The consequence is that Time has become a good. And the vocabulary if full of commercial expressions to illustrate this situation: time can be wasted, offered... bought! Free time has a cost. It needs to be earned with painful efforts. However we are no longer ready to work an entire life to finally indulge ourselves in retirement. Remember we are a fast-pace generation. We want to benefit from it now.
In France with the 35 working-hour week, this trend is even more obvious. People cannot wait until the traditional summer holidays. They want to spend their well-deserved free time. No time-savings. And the vacations become more numerous, though shorter. The generation X life becomes a necklace of small precious free moments.
Time is Generation X best friend. Time is a diamond that nevertheless does not last forever.
When I came across these sweets on the shelves of my Mark&Spencer next door, I just found myself stunned with dropped jaws (and watering mouth). These might well be some great chocolate cakes, but the packaging rang another bell, a good meter above my empty stomach.
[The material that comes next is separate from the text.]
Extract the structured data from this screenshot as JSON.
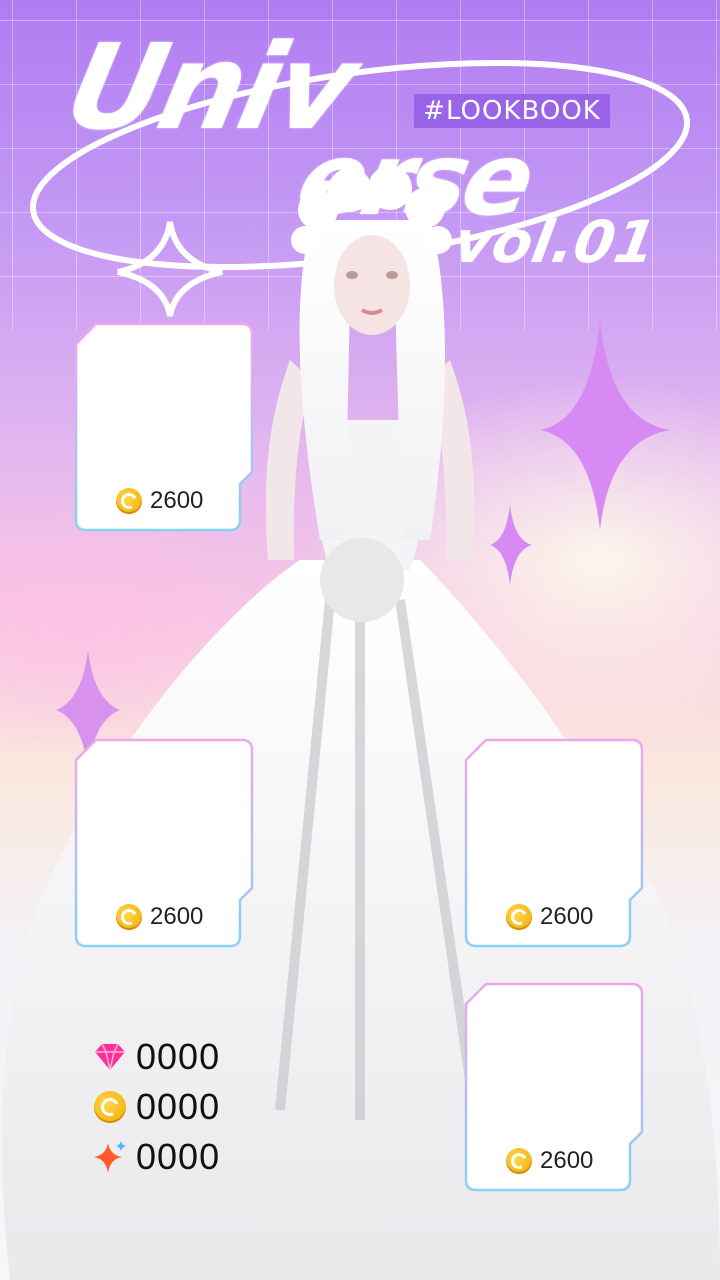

I was indeed certain that these treats would perform extremely well among the hordes of French pre-pubescent pupils who cross the Channel for school exchanges. Not that my fellow citizen have a sweeter tooth, but simply for the good laugh... As a matter of fact, in French, "Mini Bites" reads literally "Mini Dicks".
Stop F**king, tuck in.
Beyond the stupid teen joke, or brilliant marketing trick (after all sex does make sell), I wondered: if food keeps on infiltrating the sexual world, would gluttony soon outweighed lust for good? Would the capital sins be reduced to six?
In Dionysus' honour, Ancient Romans were already blending the best of two worlds into Bacchanalia. These orgies were at length depicted in Fellini’s controversial Satyricon. More recently, Mickey Rourke explored Kim Basinger's body while proceeding to a complete grocery check in her fridge... This now cult scene from "9 1/2 weeks" has even been ranked 6th in the recent Channel 4 survey on the 100 greatest sexy moments in cinema.
So yes, Sex and Food have always been an intimate couple. But what if they divorced? What if Food was allocated the house, the car, the children, the goldfish and all the savings from the Venice-based bank accounts? What if broken Sex was to finally disappear?
To be honest, Sex's fate seems to be sealed. Sex, a.k.a Love, tends already to be compensated by chocolate bites. Call them forerunner or trend makers, but Marketers have already started to bury physical amusements. Have a look at this really well-done micro-site from United Biscuits. It was developed to celebrate a new confection by Marcel Republique, a creative hot shop from the so-called "romantic city of Paris". Treason! But I must admit it is well-designed, interactive, entertaining… In a word, fun. Well, as fun as funerals could be.
Don't dream it, be it.
I assumed it is quite common to want to write, to leave a trail... Our society is full of frustrated novelists. It might well be the second best-shared frustration behind not being this over-paid football player unable to push a 30 cm ball in an empty goal. Remember hearing that "Gimme half his pay-check and I would score with my nose, both arms tighten in the back... Jane, another round!"
Now with blogs it has just amazing how easy it becomes. Everyone can (try to) challenge Mary Higgins Clark or Stendhal in two clicks. So yes, frustration is about to vanish. And yes it has become trendy to have a blog. But why not follow the trend for once. Enough with studying them, let's live them.
Set up. It is all set up.
So I have now my very own blog and I will be able to put down all these things which have kept on jamming my mind for years. My ambition is to write hopefully interesting articles about these little things that occur around me and just puzzle me. I am an alien in London, just as I was in Montreal, Berlin or Singapore. From these international experiences I have inherited an eye for these cultural disparities.
As said, when you are living high in the mountains, and that you peer downhill at what is going on in the valley, you tend to have a very different perspective. Enjoy these mountain dweller's views...